Data items

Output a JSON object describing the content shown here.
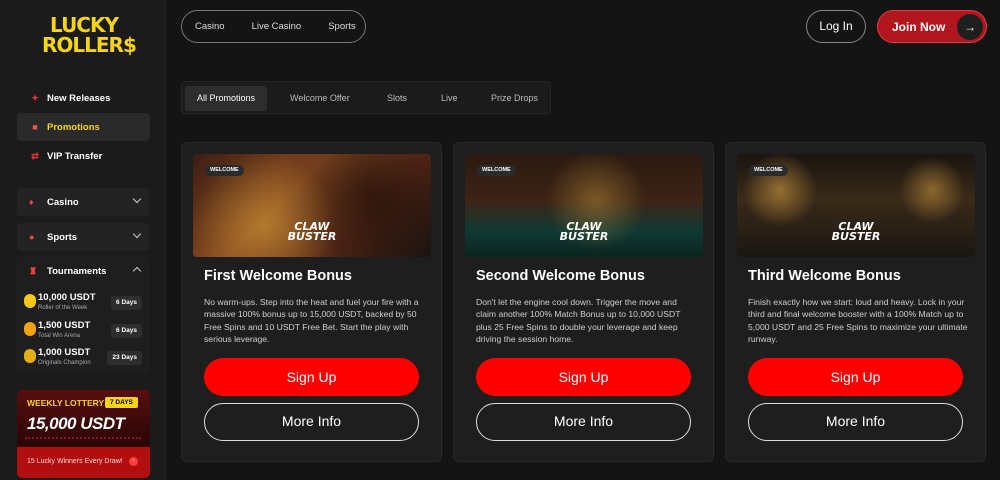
{
  "brand": {
    "line1": "LUCKY",
    "line2": "ROLLER$"
  },
  "sidebar": {
    "nav": [
      {
        "label": "New Releases",
        "icon": "sparkle-icon"
      },
      {
        "label": "Promotions",
        "icon": "gift-icon"
      },
      {
        "label": "VIP Transfer",
        "icon": "transfer-icon"
      }
    ],
    "groups": [
      {
        "label": "Casino",
        "icon": "dice-icon"
      },
      {
        "label": "Sports",
        "icon": "ball-icon"
      },
      {
        "label": "Tournaments",
        "icon": "trophy-icon"
      }
    ],
    "tournaments": [
      {
        "amount": "10,000 USDT",
        "sub": "Roller of the Week",
        "days": "6 Days"
      },
      {
        "amount": "1,500 USDT",
        "sub": "Total Win Arena",
        "days": "6 Days"
      },
      {
        "amount": "1,000 USDT",
        "sub": "Originals Champion",
        "days": "23 Days"
      }
    ],
    "lottery": {
      "title": "WEEKLY LOTTERY",
      "badge": "7 DAYS",
      "amount": "15,000 USDT",
      "footer": "15 Lucky Winners Every Draw!"
    }
  },
  "header": {
    "tabs": [
      "Casino",
      "Live Casino",
      "Sports"
    ],
    "login": "Log In",
    "join": "Join Now"
  },
  "filters": [
    "All Promotions",
    "Welcome Offer",
    "Slots",
    "Live",
    "Prize Drops"
  ],
  "cards": [
    {
      "badge": "WELCOME",
      "logo_line1": "CLAW",
      "logo_line2": "BUSTER",
      "title": "First Welcome Bonus",
      "desc": "No warm-ups. Step into the heat and fuel your fire with a massive 100% bonus up to 15,000 USDT, backed by 50 Free Spins and 10 USDT Free Bet. Start the play with serious leverage.",
      "signup": "Sign Up",
      "more": "More Info"
    },
    {
      "badge": "WELCOME",
      "logo_line1": "CLAW",
      "logo_line2": "BUSTER",
      "title": "Second Welcome Bonus",
      "desc": "Don't let the engine cool down. Trigger the move and claim another 100% Match Bonus up to 10,000 USDT plus 25 Free Spins to double your leverage and keep driving the session home.",
      "signup": "Sign Up",
      "more": "More Info"
    },
    {
      "badge": "WELCOME",
      "logo_line1": "CLAW",
      "logo_line2": "BUSTER",
      "title": "Third Welcome Bonus",
      "desc": "Finish exactly how we start: loud and heavy. Lock in your third and final welcome booster with a 100% Match up to 5,000 USDT and 25 Free Spins to maximize your ultimate runway.",
      "signup": "Sign Up",
      "more": "More Info"
    }
  ]
}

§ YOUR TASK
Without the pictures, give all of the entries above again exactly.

§ WRITTEN ANSWER
Output a JSON object describing the content shown here.
{
  "brand": {
    "line1": "LUCKY",
    "line2": "ROLLER$"
  },
  "sidebar": {
    "nav": [
      {
        "label": "New Releases",
        "icon": "sparkle-icon"
      },
      {
        "label": "Promotions",
        "icon": "gift-icon"
      },
      {
        "label": "VIP Transfer",
        "icon": "transfer-icon"
      }
    ],
    "groups": [
      {
        "label": "Casino",
        "icon": "dice-icon"
      },
      {
        "label": "Sports",
        "icon": "ball-icon"
      },
      {
        "label": "Tournaments",
        "icon": "trophy-icon"
      }
    ],
    "tournaments": [
      {
        "amount": "10,000 USDT",
        "sub": "Roller of the Week",
        "days": "6 Days"
      },
      {
        "amount": "1,500 USDT",
        "sub": "Total Win Arena",
        "days": "6 Days"
      },
      {
        "amount": "1,000 USDT",
        "sub": "Originals Champion",
        "days": "23 Days"
      }
    ],
    "lottery": {
      "title": "WEEKLY LOTTERY",
      "badge": "7 DAYS",
      "amount": "15,000 USDT",
      "footer": "15 Lucky Winners Every Draw!"
    }
  },
  "header": {
    "tabs": [
      "Casino",
      "Live Casino",
      "Sports"
    ],
    "login": "Log In",
    "join": "Join Now"
  },
  "filters": [
    "All Promotions",
    "Welcome Offer",
    "Slots",
    "Live",
    "Prize Drops"
  ],
  "cards": [
    {
      "badge": "WELCOME",
      "logo_line1": "CLAW",
      "logo_line2": "BUSTER",
      "title": "First Welcome Bonus",
      "desc": "No warm-ups. Step into the heat and fuel your fire with a massive 100% bonus up to 15,000 USDT, backed by 50 Free Spins and 10 USDT Free Bet. Start the play with serious leverage.",
      "signup": "Sign Up",
      "more": "More Info"
    },
    {
      "badge": "WELCOME",
      "logo_line1": "CLAW",
      "logo_line2": "BUSTER",
      "title": "Second Welcome Bonus",
      "desc": "Don't let the engine cool down. Trigger the move and claim another 100% Match Bonus up to 10,000 USDT plus 25 Free Spins to double your leverage and keep driving the session home.",
      "signup": "Sign Up",
      "more": "More Info"
    },
    {
      "badge": "WELCOME",
      "logo_line1": "CLAW",
      "logo_line2": "BUSTER",
      "title": "Third Welcome Bonus",
      "desc": "Finish exactly how we start: loud and heavy. Lock in your third and final welcome booster with a 100% Match up to 5,000 USDT and 25 Free Spins to maximize your ultimate runway.",
      "signup": "Sign Up",
      "more": "More Info"
    }
  ]
}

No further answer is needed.